Category Archives: electonics

Sad News in the Fishing World

from Lowrance

Darrell J. Lowrance: 1938 – 2019

We are deeply saddened to share news of the passing of Darrell J. Lowrance, founder of the Lowrance brand.

Darrell served as President and CEO of Lowrance Electronics from 1964 to 2006, and was responsible for many breakthroughs in the industry.

In addition to inventing the first recreational sonar product for anglers, the Fish-Lo-K-Tor — known fondly as the “Little Green Box”, he led the development of the first graph recorder, the first integrated sonar/GPS unit, and many others. These innovations form the foundation of today’s Lowrance products and vision.

The first commercial depthfinder from Lowrance

As a leader in the fishing and marine community, Darrell was a member of the Board of Directors for AFTMA (American Fishing Tackle Manufacturers Association – later to become the American Sport fishing Association) from 1978-1986, and again in 1988. He was inducted into the Bass Fishing Hall of Fame in 2013.

“With his passing, the world has lost a great man and a true visionary,” said Leif Ottosson, Navico CEO. “Darrell’s passion for fishing, design, and his dedication to driving the marine electronics industry forward led to innovative ideas and products that have shaped the fishing experiences for millions of anglers globally during the past 60 years.”

In memory of Darrell’s work, many of the competitors at the Knoxville Bassmaster Classic last weekend wore commemorative blue ribbons during Sunday’s final weigh-in.

We mourn this loss and we offer our sincere condolences to Darrell’s wife, Kathleen, and to his family.

Team Lowrance

Fished Germany Creek

On Saturday I fished in Germany Creek where my boat club is located. I sent several hours idling around playing with electronics, working with my Lowrance Carbon side and down scan that I finally got working right. It showed me rocks, brush and stumps on places I have fished for years but did not know were there.

I caught three keepers, one on a crankbait and two on a Carolina Rig. The sunny day had a good many fishermen on the water and some pleasure boaters, too. Clarks Hill is well stocked with stripers and hybrids and that is what most were trying to catch, but there was at least one tournament, too.

Monday was the kind of day I love this time of year. It was cloudy and a little foggy, so everything was muted and quiet. I saw three other boats all day, one of them a group of deer hunters riding to their stands near the lake. It was very peaceful.

Back in the 1970s and 80s I always stayed at the lake Thanksgiving and Christmas holidays, fishing every day. One year I went to my place Christmas afternoon after dinner with my parents and Linda at their house in Dearing. For the next five days I fished every day and never saw another person.

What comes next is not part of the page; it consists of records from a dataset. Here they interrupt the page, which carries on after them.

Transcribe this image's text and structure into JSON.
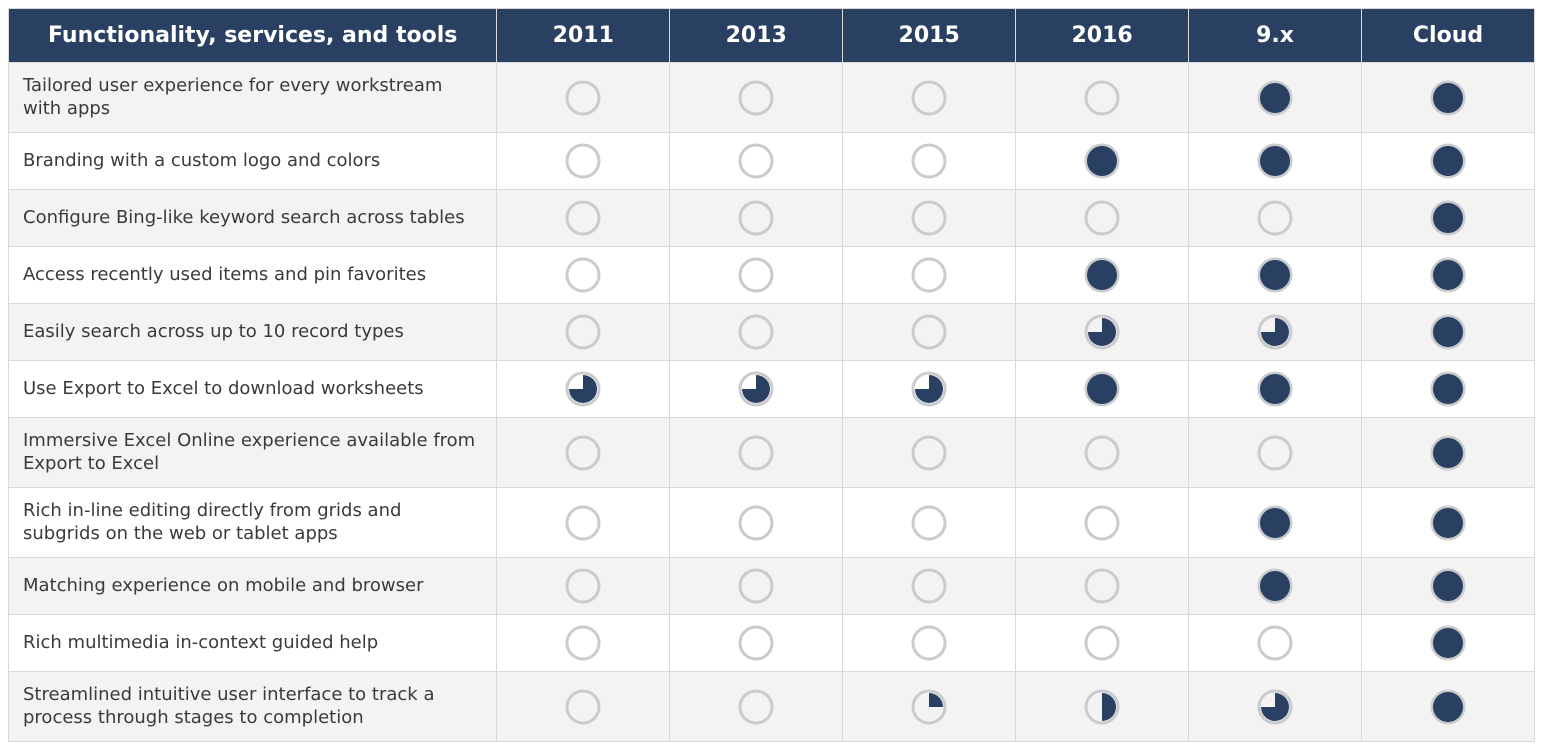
{
  "columns": [
    {
      "key": "feature",
      "label": "Functionality, services, and tools"
    },
    {
      "key": "v2011",
      "label": "2011"
    },
    {
      "key": "v2013",
      "label": "2013"
    },
    {
      "key": "v2015",
      "label": "2015"
    },
    {
      "key": "v2016",
      "label": "2016"
    },
    {
      "key": "v9x",
      "label": "9.x"
    },
    {
      "key": "cloud",
      "label": "Cloud"
    }
  ],
  "rows": [
    {
      "feature": "Tailored user experience for every workstream with apps",
      "v2011": 0,
      "v2013": 0,
      "v2015": 0,
      "v2016": 0,
      "v9x": 100,
      "cloud": 100
    },
    {
      "feature": "Branding with a custom logo and colors",
      "v2011": 0,
      "v2013": 0,
      "v2015": 0,
      "v2016": 100,
      "v9x": 100,
      "cloud": 100
    },
    {
      "feature": "Configure Bing-like keyword search across tables",
      "v2011": 0,
      "v2013": 0,
      "v2015": 0,
      "v2016": 0,
      "v9x": 0,
      "cloud": 100
    },
    {
      "feature": "Access recently used items and pin favorites",
      "v2011": 0,
      "v2013": 0,
      "v2015": 0,
      "v2016": 100,
      "v9x": 100,
      "cloud": 100
    },
    {
      "feature": "Easily search across up to 10 record types",
      "v2011": 0,
      "v2013": 0,
      "v2015": 0,
      "v2016": 75,
      "v9x": 75,
      "cloud": 100
    },
    {
      "feature": "Use Export to Excel to download worksheets",
      "v2011": 75,
      "v2013": 75,
      "v2015": 75,
      "v2016": 100,
      "v9x": 100,
      "cloud": 100
    },
    {
      "feature": "Immersive Excel Online experience available from Export to Excel",
      "v2011": 0,
      "v2013": 0,
      "v2015": 0,
      "v2016": 0,
      "v9x": 0,
      "cloud": 100
    },
    {
      "feature": "Rich in-line editing directly from grids and subgrids on the web or tablet apps",
      "v2011": 0,
      "v2013": 0,
      "v2015": 0,
      "v2016": 0,
      "v9x": 100,
      "cloud": 100
    },
    {
      "feature": "Matching experience on mobile and browser",
      "v2011": 0,
      "v2013": 0,
      "v2015": 0,
      "v2016": 0,
      "v9x": 100,
      "cloud": 100
    },
    {
      "feature": "Rich multimedia in-context guided help",
      "v2011": 0,
      "v2013": 0,
      "v2015": 0,
      "v2016": 0,
      "v9x": 0,
      "cloud": 100
    },
    {
      "feature": "Streamlined intuitive user interface to track a process through stages to completion",
      "v2011": 0,
      "v2013": 0,
      "v2015": 25,
      "v2016": 50,
      "v9x": 75,
      "cloud": 100
    }
  ],
  "chart_data": {
    "type": "table",
    "title": "Functionality availability by version",
    "value_meaning": "percent feature coverage (visual pie fill)",
    "categories": [
      "2011",
      "2013",
      "2015",
      "2016",
      "9.x",
      "Cloud"
    ],
    "series": [
      {
        "name": "Tailored user experience for every workstream with apps",
        "values": [
          0,
          0,
          0,
          0,
          100,
          100
        ]
      },
      {
        "name": "Branding with a custom logo and colors",
        "values": [
          0,
          0,
          0,
          100,
          100,
          100
        ]
      },
      {
        "name": "Configure Bing-like keyword search across tables",
        "values": [
          0,
          0,
          0,
          0,
          0,
          100
        ]
      },
      {
        "name": "Access recently used items and pin favorites",
        "values": [
          0,
          0,
          0,
          100,
          100,
          100
        ]
      },
      {
        "name": "Easily search across up to 10 record types",
        "values": [
          0,
          0,
          0,
          75,
          75,
          100
        ]
      },
      {
        "name": "Use Export to Excel to download worksheets",
        "values": [
          75,
          75,
          75,
          100,
          100,
          100
        ]
      },
      {
        "name": "Immersive Excel Online experience available from Export to Excel",
        "values": [
          0,
          0,
          0,
          0,
          0,
          100
        ]
      },
      {
        "name": "Rich in-line editing directly from grids and subgrids on the web or tablet apps",
        "values": [
          0,
          0,
          0,
          0,
          100,
          100
        ]
      },
      {
        "name": "Matching experience on mobile and browser",
        "values": [
          0,
          0,
          0,
          0,
          100,
          100
        ]
      },
      {
        "name": "Rich multimedia in-context guided help",
        "values": [
          0,
          0,
          0,
          0,
          0,
          100
        ]
      },
      {
        "name": "Streamlined intuitive user interface to track a process through stages to completion",
        "values": [
          0,
          0,
          25,
          50,
          75,
          100
        ]
      }
    ]
  }
}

I love it. The only reason I saw someone on the sixth day was I had to go into town and get gas for the boat. The lake is a bit more crowded now, but not too bad.

Again on Monday I spent most of my time on the water studying electronics, marking cover and structure I want to fish later. Some of it I knew about. Some of the brush I marked I put out back in the 1970s. Those cedar trees that stay underwater last a long time, and still hold fish.

I again caught three bass, all on a jig and pig off one ditch. It is similar to places Joshua and I fished on the other side of the lake. Bass like sharp drops this time of year and we used to camp at this place and called it the cliffs, since the ditch runs back and had banks that dropped straight down into the water about ten feet below. Those drops continue underwater, too.